What made LCD Soundsystem the kings of the hipsters? Was it their perfect mix of dance music and rock, disco and punk? Is it that we all wish that we could be like James Murphy and Nancy Whang when we grow up? LCD Soundsystem was never the biggest band in the world. They never did an arena tour and they weren’t a household name but the world paid attention when they said they were calling it quits. It doesn’t happen very often that a band totally plans out their last moments but that is what LCD Soundsystem did when they announced their last show ever at Madison Square Garden in New York City on April 2nd 2011. When all was said and done—when the band had performed “New York, I Love You But You’re Bringing Me Down” for the last time ever just before a flood of white balloons fell from the ceiling of MSG and the house lights clicked on—we were left with the memory of a band that began their career with a song—“Losing My Edge”—about how uncool they were. The celebration, the funeral that was LCD Soundsystem’s last show has now been made into a documentary film called Shut Up And Play The Hits, which chronicles the band’s final 48 hours. Shut Up and Play The Hits, which debuted at the Sundance Film Festival earlier this year, will screen across the country, from LA to Brooklyn and at the Market Arcade Theater in Buffalo for one night only on Wednesday (July 18). Some bands crash and burn like plane wrecks, some slowly fade into irrelevance like old technology, but very rarely does a band go out on top like star athletes after winning a championship. —cory perla

8pm showing Market Arcade Film & Arts Center, 639 Main St. (855-3022 / $10.

Thursday, July 19

Detroit Cobras w/Chains of Love

The Detroit Cobras were born to play bars. A retro garage rock-and-roll cover band from (you guessed it) Detroit, the Cobras specialize in putting an edgy (and sometimes perhaps slightly ironic) twist on old favorites from an era long bygone, with four LPs and counting to their credit. Though the lineup has changed multiple times since the band’s formation in 1994, the core of the Cobras has remained the same: guitarist Mary Ramirez and singer Rachel Nagy, who have perhaps perfected the fine art of being “bad girls.” The Cobras and their cultivated ironic retro garage band edge can be witnessed at Mohawk Place on Thursday (July 19). Cheap beer and cigarette smoke are sure to abound. Joining the Cobras will be another contemporary paradigm of post-feminist rock-and-roll, Toronto outfit Chains of Love, who will (for the most part) be following the Cobras on their summer tour of places that aren’t Detroit. Local bands the Irving Klaws and Tell-Tale Signs open the show. —edward a. benoit

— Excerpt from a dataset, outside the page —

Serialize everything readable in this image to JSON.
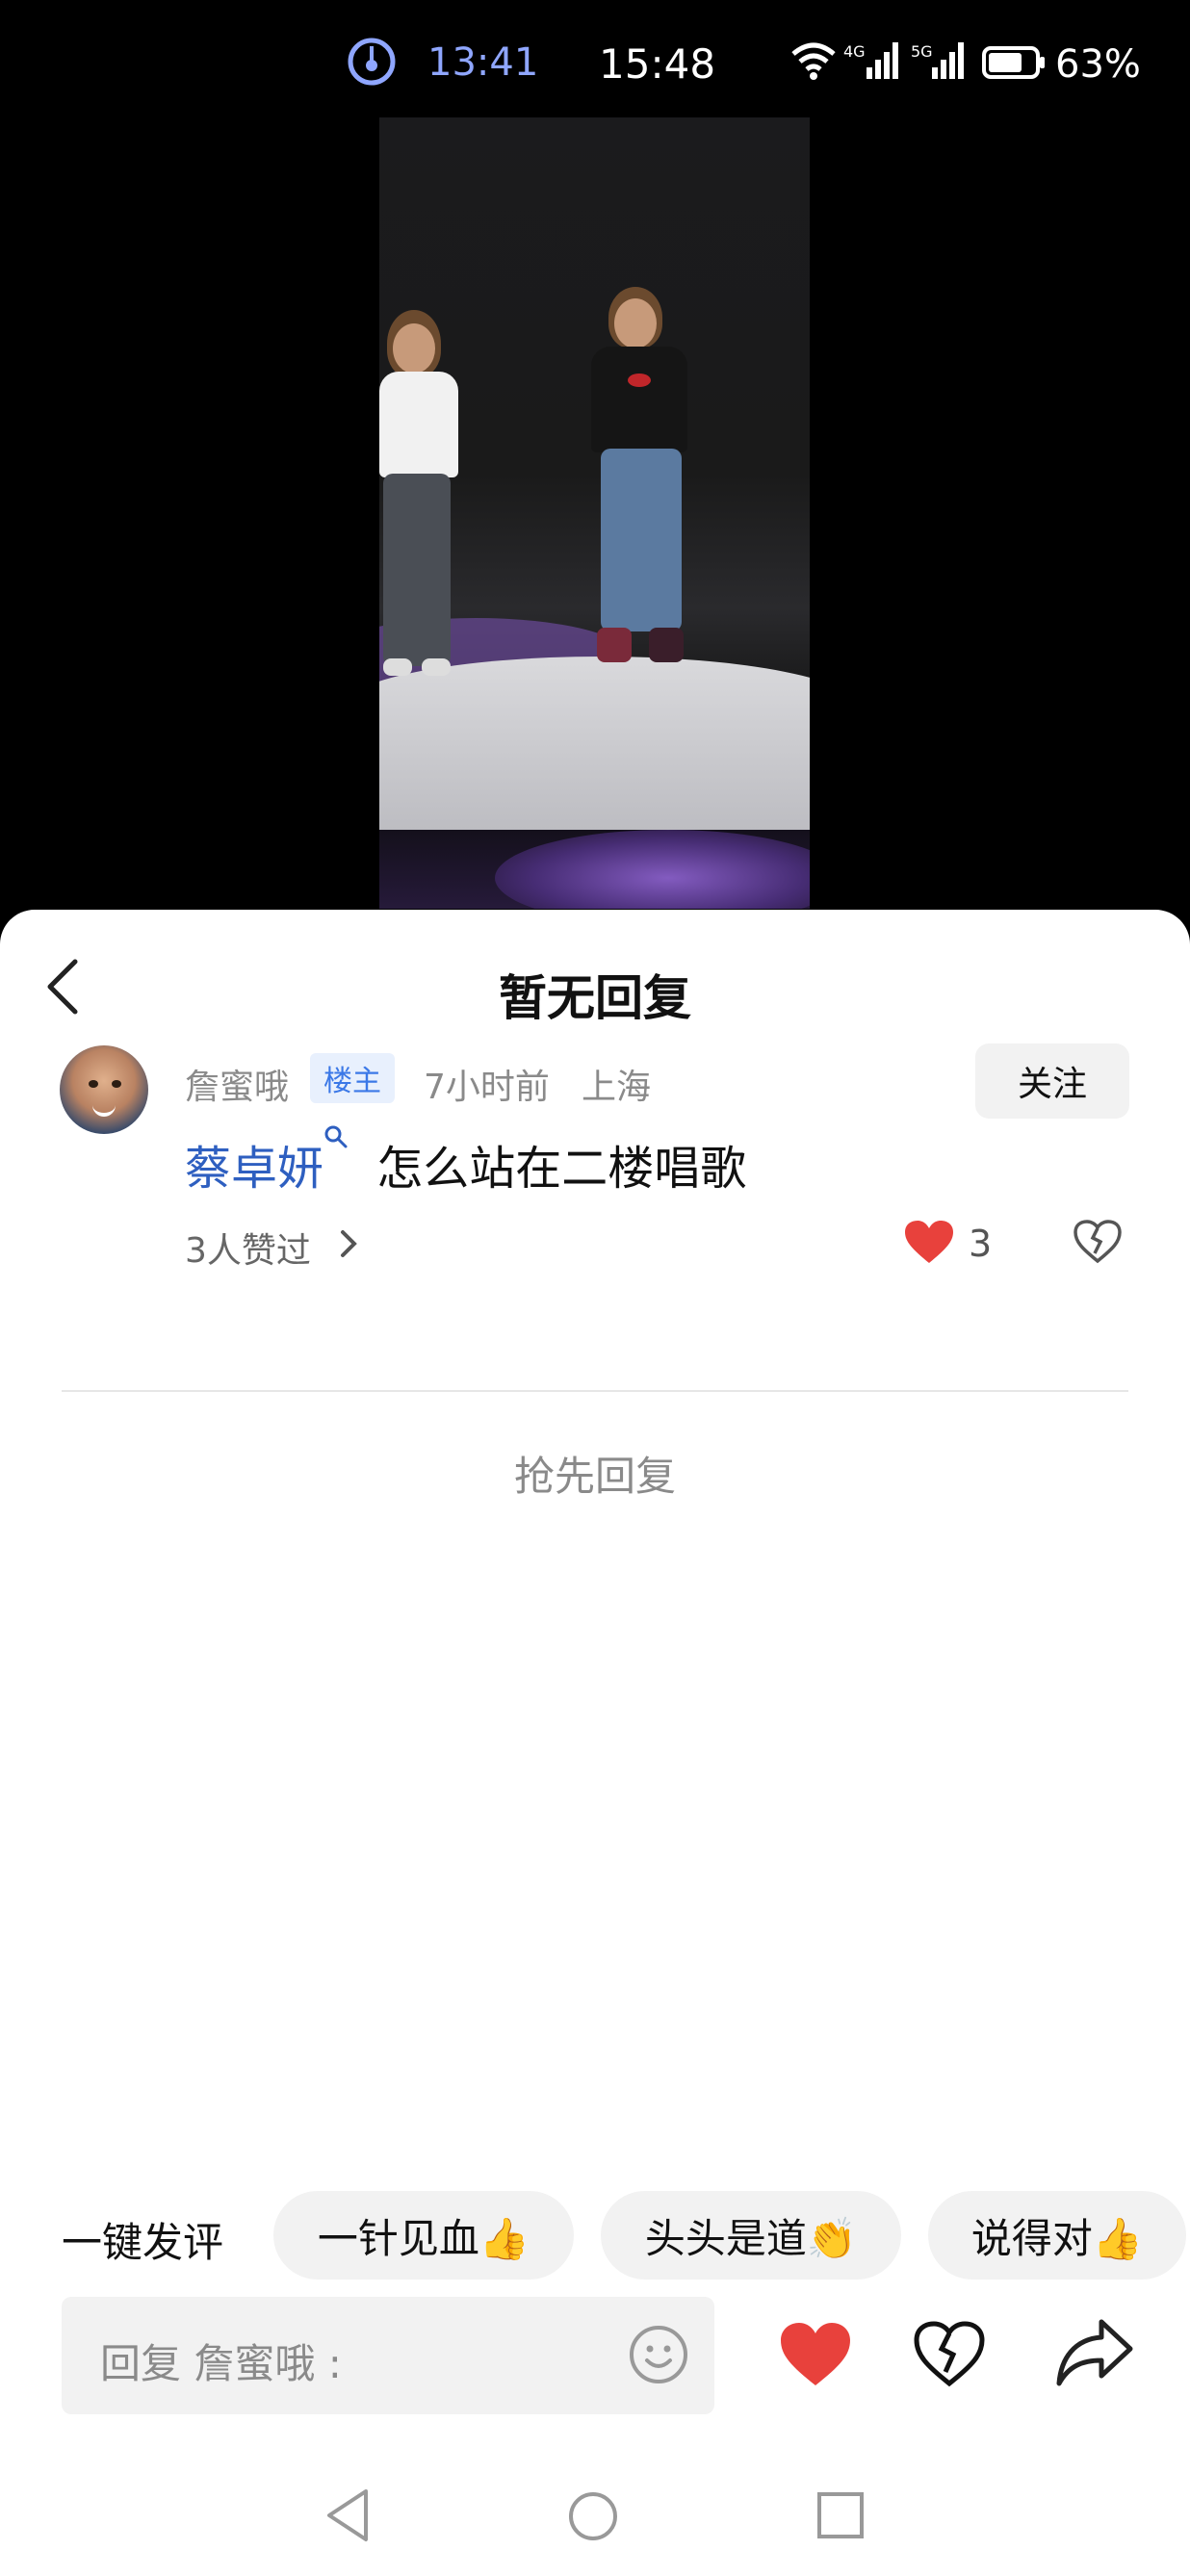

9pm Mohawk Place, 47 East Mohawk St. (855-3931 / $10 advance, $12 day of show.

Thursday, July 19

Young the Giant

Thursday at the Harbor is a summer staple in Buffalo and what could be better than a sun-soaked indie rock show right on the shores of Lake Erie? Young the Giant will grace the stage and remind crowds why “life’s too short to even care at all” this Thursday (July 19) at the Erie Canal Harbor Central Wharf as the next installment of the summer concert series. Hailing from Newport Beach, Calif., Young the Giant is a five-part, eclectic group of international names and backgrounds with one thing in common: high school friends divided by miles and the California coast with the dream of touring the country as a rock band. And in 2009, they made that dream a reality with the release of their first EP, Shake My Hand. Since that release, the group has come a long way from their Orange County hometown. They’ve been featured at South by Southwest music festival and have toured with popular groups (such as Steel Train and Minus the Bear), putting their education on hold and fine-tuning their experimental and infectious pop-alternative compositions. They even recorded their self-titled, full-length album with the same producer who brought the White Stripes and the Shins to fame. If you’re looking for some summer fun, be sure to head down to the Harbor on Thursday for Young the Giant. —rebecca bratek

5pm Erie Canal Harbor Central Wharf. ( Free.